“We wuz robbed!” That is the contention of a not insignificant number of voices on the Internet who believe that the contest for the Democratic presidential nomination has been riddled with election fraud, that a clean contest might have made Bernie Sanders, not Hillary Clinton, the Democratic standard bearer. That belief could have consequences if it serves to inflate the corps of “Bernie or bust” diehards. If the nomination has been awarded via fraud, that’s all the more reason never, never to vote for Hillary Clinton, the beneficiary of a corrupt process.
I haven’t made an exhaustive study of the fraud allegations, but from what I have seen, they tend to be poorly supported. The most common charge of fraud involves pointing to some apparent irregularity or mishap in the administration of the primary elections in one place or another, with the result that significant numbers of people were denied the opportunity to vote. It is assumed without evidence that most of the people excluded from the ballot box would have voted for Sanders. Other allegations involve unnamed poll watchers or other sources who claim to have witnessed tampering with vote tallies.
Election administration in the US, reflecting our decentralized political system, presents an uneven patchwork of arrangements that too often fail to work properly. That unevenness does open up possibilities for mischief as well as for honest screw-ups. No one can reasonably deny the possibility of shenanigans involving vote-counting or voter exclusion here or there. You don’t have to be a Republican to suspect that John F. Kennedy may have owed his 1960 presidential election victory to deft vote splicing by Mayor Richard Daley’s Chicago machine. But the contention that election fraud has been widespread and decisive in this year’s Democratic race challenges credulity. Not only does it imply a mind-boggling amount of corruption of our election system, but it runs into two plausibility problems that the fraud complainants never seem to consider.

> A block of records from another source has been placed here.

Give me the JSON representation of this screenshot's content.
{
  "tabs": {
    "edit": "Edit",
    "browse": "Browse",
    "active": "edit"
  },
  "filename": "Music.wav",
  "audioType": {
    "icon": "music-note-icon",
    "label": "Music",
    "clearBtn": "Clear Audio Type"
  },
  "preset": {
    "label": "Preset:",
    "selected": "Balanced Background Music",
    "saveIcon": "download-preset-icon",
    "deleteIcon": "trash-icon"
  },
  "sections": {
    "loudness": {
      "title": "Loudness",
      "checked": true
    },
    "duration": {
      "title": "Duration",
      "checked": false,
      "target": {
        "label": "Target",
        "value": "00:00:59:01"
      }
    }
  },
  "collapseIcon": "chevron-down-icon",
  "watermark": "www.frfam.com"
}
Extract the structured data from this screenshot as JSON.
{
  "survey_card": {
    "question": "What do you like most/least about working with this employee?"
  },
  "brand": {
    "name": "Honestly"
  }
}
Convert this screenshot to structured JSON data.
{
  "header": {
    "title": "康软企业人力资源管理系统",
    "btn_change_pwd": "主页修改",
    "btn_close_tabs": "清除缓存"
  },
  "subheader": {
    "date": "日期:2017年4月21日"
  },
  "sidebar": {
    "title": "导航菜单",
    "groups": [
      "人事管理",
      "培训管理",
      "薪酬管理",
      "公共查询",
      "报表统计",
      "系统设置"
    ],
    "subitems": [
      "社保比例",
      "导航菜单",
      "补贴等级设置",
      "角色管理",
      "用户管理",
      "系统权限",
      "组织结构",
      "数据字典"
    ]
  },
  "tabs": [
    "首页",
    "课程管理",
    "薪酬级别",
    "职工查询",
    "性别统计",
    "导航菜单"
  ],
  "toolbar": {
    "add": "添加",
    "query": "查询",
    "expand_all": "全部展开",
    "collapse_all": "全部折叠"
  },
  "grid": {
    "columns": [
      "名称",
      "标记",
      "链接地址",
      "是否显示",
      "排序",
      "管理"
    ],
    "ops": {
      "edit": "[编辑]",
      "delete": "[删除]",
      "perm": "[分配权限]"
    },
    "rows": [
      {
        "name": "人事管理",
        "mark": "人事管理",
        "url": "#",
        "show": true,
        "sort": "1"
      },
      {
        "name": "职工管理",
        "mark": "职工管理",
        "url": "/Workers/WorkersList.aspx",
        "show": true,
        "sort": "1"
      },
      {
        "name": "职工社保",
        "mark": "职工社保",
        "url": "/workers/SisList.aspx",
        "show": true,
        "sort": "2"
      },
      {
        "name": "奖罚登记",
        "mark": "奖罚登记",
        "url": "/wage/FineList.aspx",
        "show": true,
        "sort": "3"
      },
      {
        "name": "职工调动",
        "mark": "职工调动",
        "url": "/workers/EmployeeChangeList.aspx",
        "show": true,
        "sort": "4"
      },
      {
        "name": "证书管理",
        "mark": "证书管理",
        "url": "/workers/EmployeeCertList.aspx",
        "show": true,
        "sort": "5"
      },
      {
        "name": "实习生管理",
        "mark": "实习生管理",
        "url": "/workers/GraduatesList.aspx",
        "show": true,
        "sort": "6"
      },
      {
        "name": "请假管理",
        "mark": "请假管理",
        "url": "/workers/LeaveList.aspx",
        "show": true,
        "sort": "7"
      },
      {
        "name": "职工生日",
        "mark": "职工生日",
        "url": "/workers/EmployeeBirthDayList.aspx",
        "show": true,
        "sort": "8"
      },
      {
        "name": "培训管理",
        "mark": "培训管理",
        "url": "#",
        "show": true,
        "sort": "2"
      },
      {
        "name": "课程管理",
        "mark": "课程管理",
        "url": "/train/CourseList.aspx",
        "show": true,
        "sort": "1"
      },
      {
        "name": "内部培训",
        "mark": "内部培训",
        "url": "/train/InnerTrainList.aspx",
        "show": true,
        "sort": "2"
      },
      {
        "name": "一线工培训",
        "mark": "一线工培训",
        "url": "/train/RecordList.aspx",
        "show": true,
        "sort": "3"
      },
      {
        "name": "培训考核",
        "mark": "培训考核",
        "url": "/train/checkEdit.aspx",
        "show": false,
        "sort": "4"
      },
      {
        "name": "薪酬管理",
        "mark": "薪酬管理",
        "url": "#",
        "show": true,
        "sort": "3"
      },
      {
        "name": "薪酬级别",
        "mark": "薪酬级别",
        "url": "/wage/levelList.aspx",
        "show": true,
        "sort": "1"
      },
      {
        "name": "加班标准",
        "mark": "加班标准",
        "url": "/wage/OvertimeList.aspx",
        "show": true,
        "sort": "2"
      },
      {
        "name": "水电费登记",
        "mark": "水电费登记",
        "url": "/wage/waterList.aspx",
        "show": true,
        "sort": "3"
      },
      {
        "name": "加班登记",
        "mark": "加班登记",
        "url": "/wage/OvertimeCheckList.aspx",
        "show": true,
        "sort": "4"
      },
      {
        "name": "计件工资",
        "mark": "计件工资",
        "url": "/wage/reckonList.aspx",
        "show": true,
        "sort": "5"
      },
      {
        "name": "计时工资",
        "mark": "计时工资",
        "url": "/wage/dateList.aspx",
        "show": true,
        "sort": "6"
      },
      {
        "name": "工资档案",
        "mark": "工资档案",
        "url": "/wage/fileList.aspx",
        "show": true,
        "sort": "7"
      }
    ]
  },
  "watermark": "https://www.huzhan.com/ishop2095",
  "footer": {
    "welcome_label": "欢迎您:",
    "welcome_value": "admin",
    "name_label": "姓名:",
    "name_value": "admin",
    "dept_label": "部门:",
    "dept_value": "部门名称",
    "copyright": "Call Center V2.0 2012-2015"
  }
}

First, the fact is that Clinton was ahead of Sanders in the national polls throughout the primary process. Sanders did briefly almost close the gap, but most of the primaries took place when Clinton held a lead averaging around 10% or more at the national level. So, you don’t need fraud as an explanation of her success; indeed, it would have been surprising had she not usually prevailed over Sanders. The contention that Sanders “really won” the primary race has to be based on something like magical thinking when you consider that he was losing all along in the polls.
Secondly, if there has indeed been widespread fraud that victimized Sanders, the Sanders campaign has been incomprehensibly passive about it. Undoubtedly the fraud watchers have repeatedly communicated their suspicions to the Sanders people. We must therefore presume that the Sanders people have been hoodwinked over and over again, despite these warnings. Can the Sanders campaign really be that incompetent? And why have they said nothing? Certainly, Sanders and his people haven’t been reluctant to make known their complaints about what they perceive to have been an unfair process, but they have made no claims of fraud (very minor exception: Puerto Rico). Why not? The Sanders campaign had an obvious interest in exposing fraud and had the resources to make the necessary investigations. The fact that they didn’t join the chorus crying fraud suggests that they saw little substance to the allegations, and knew that they would look foolish to endorse them.
There is just one line of argument for the fraud thesis that deserves serious consideration. Exit polls in the primary states consistently showed Sanders with a larger portion of the vote than he actually received according to the official returns. Often, the difference between the exit poll and the official result was very substantial. How can this remarkably consistent pattern be explained? It is well-known that exit polls are unreliable , but how could it be that they all erred in the same direction? The obvious answer, according to Richard Charnin, is fraud. But it is also known that exit polls, at least during this election season, have tended to overstate the proportion of young voters in the primary electorate. That would explain a tendency to skew toward Sanders. On the other hand, exit polls also have tended to underestimate the proportion of whites in the primary electorate, which would tend to skew against Sanders. It’s not clear how these two tendencies would net out, or whether there are other factors skewing the poll results one way or another. (I’m no expert on polling—if there are any political scientists reading this who have relevant expertise, I’d love to hear from you.) So, I don’t think fraud is such an obvious answer to this puzzle; given the inherent implausibility of the fraud thesis for reasons I’ve already given, I’m willing to bet that there is some other reasonable explanation. It is also worth noting that in only one state—Massachusetts—was the exit poll winner actually different from the official winner. The exit polls showed Sanders winning by larger margins in states that he won anyway, and losing by smaller margins in states that he lost. So, the exit poll thesis for fraud doesn’t support the larger claim that Sanders would have won a clean fight for the nomination, although it would suggest a tighter race than what actually transpired.
In sum, the claim of ”fraud” sounds like the cry of impassioned sore losers. The Sanders insurgency inspired great hope and enthusiasm. It looked like the impossible might be possible. It almost was, but not quite. For some enthusiasts, that reality is just unacceptable.
It might seem surprising that I have posted so soon after the Orlando horror without commenting on it. But really I would have nothing major to add to what I have said about terrorism and its role in American politics in two previous posts. Both Trump and Obama have reacted in character (despicable and decent, respectively).